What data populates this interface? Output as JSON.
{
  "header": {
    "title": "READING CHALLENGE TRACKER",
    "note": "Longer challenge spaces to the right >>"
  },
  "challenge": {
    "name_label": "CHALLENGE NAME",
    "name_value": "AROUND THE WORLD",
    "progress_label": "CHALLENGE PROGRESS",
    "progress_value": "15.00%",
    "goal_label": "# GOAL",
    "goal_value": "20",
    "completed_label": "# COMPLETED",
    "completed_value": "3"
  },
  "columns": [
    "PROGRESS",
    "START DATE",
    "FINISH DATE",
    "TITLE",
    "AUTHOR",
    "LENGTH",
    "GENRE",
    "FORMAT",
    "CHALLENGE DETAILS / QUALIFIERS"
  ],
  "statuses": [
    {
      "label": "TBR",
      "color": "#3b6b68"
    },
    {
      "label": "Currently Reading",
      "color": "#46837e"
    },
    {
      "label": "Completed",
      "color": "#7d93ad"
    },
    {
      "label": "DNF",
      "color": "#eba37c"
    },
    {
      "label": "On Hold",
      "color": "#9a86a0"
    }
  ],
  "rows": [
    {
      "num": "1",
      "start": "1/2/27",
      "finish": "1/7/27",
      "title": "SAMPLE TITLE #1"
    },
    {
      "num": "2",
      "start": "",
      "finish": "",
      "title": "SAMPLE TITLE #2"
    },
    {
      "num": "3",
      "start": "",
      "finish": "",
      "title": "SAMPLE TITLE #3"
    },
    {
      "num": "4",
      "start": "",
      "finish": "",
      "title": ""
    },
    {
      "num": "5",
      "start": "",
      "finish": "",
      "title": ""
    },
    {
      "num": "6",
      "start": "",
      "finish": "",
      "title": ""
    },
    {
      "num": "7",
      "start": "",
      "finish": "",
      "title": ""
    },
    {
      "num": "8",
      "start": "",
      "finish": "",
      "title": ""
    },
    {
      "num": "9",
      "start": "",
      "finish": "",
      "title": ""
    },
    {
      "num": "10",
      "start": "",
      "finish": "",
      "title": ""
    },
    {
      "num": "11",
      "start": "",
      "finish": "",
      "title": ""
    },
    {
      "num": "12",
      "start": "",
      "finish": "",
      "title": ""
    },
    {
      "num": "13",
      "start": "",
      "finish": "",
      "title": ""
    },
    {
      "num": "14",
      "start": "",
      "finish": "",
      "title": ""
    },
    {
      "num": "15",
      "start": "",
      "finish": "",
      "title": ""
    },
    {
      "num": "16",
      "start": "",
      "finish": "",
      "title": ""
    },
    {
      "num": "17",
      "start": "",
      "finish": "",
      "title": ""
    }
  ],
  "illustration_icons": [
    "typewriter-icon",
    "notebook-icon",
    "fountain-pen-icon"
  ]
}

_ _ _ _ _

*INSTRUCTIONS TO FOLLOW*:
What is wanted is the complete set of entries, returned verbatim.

*REPLY*:
What data populates this interface? Output as JSON.
{
  "header": {
    "title": "READING CHALLENGE TRACKER",
    "note": "Longer challenge spaces to the right >>"
  },
  "challenge": {
    "name_label": "CHALLENGE NAME",
    "name_value": "AROUND THE WORLD",
    "progress_label": "CHALLENGE PROGRESS",
    "progress_value": "15.00%",
    "goal_label": "# GOAL",
    "goal_value": "20",
    "completed_label": "# COMPLETED",
    "completed_value": "3"
  },
  "columns": [
    "PROGRESS",
    "START DATE",
    "FINISH DATE",
    "TITLE",
    "AUTHOR",
    "LENGTH",
    "GENRE",
    "FORMAT",
    "CHALLENGE DETAILS / QUALIFIERS"
  ],
  "statuses": [
    {
      "label": "TBR",
      "color": "#3b6b68"
    },
    {
      "label": "Currently Reading",
      "color": "#46837e"
    },
    {
      "label": "Completed",
      "color": "#7d93ad"
    },
    {
      "label": "DNF",
      "color": "#eba37c"
    },
    {
      "label": "On Hold",
      "color": "#9a86a0"
    }
  ],
  "rows": [
    {
      "num": "1",
      "start": "1/2/27",
      "finish": "1/7/27",
      "title": "SAMPLE TITLE #1"
    },
    {
      "num": "2",
      "start": "",
      "finish": "",
      "title": "SAMPLE TITLE #2"
    },
    {
      "num": "3",
      "start": "",
      "finish": "",
      "title": "SAMPLE TITLE #3"
    },
    {
      "num": "4",
      "start": "",
      "finish": "",
      "title": ""
    },
    {
      "num": "5",
      "start": "",
      "finish": "",
      "title": ""
    },
    {
      "num": "6",
      "start": "",
      "finish": "",
      "title": ""
    },
    {
      "num": "7",
      "start": "",
      "finish": "",
      "title": ""
    },
    {
      "num": "8",
      "start": "",
      "finish": "",
      "title": ""
    },
    {
      "num": "9",
      "start": "",
      "finish": "",
      "title": ""
    },
    {
      "num": "10",
      "start": "",
      "finish": "",
      "title": ""
    },
    {
      "num": "11",
      "start": "",
      "finish": "",
      "title": ""
    },
    {
      "num": "12",
      "start": "",
      "finish": "",
      "title": ""
    },
    {
      "num": "13",
      "start": "",
      "finish": "",
      "title": ""
    },
    {
      "num": "14",
      "start": "",
      "finish": "",
      "title": ""
    },
    {
      "num": "15",
      "start": "",
      "finish": "",
      "title": ""
    },
    {
      "num": "16",
      "start": "",
      "finish": "",
      "title": ""
    },
    {
      "num": "17",
      "start": "",
      "finish": "",
      "title": ""
    }
  ],
  "illustration_icons": [
    "typewriter-icon",
    "notebook-icon",
    "fountain-pen-icon"
  ]
}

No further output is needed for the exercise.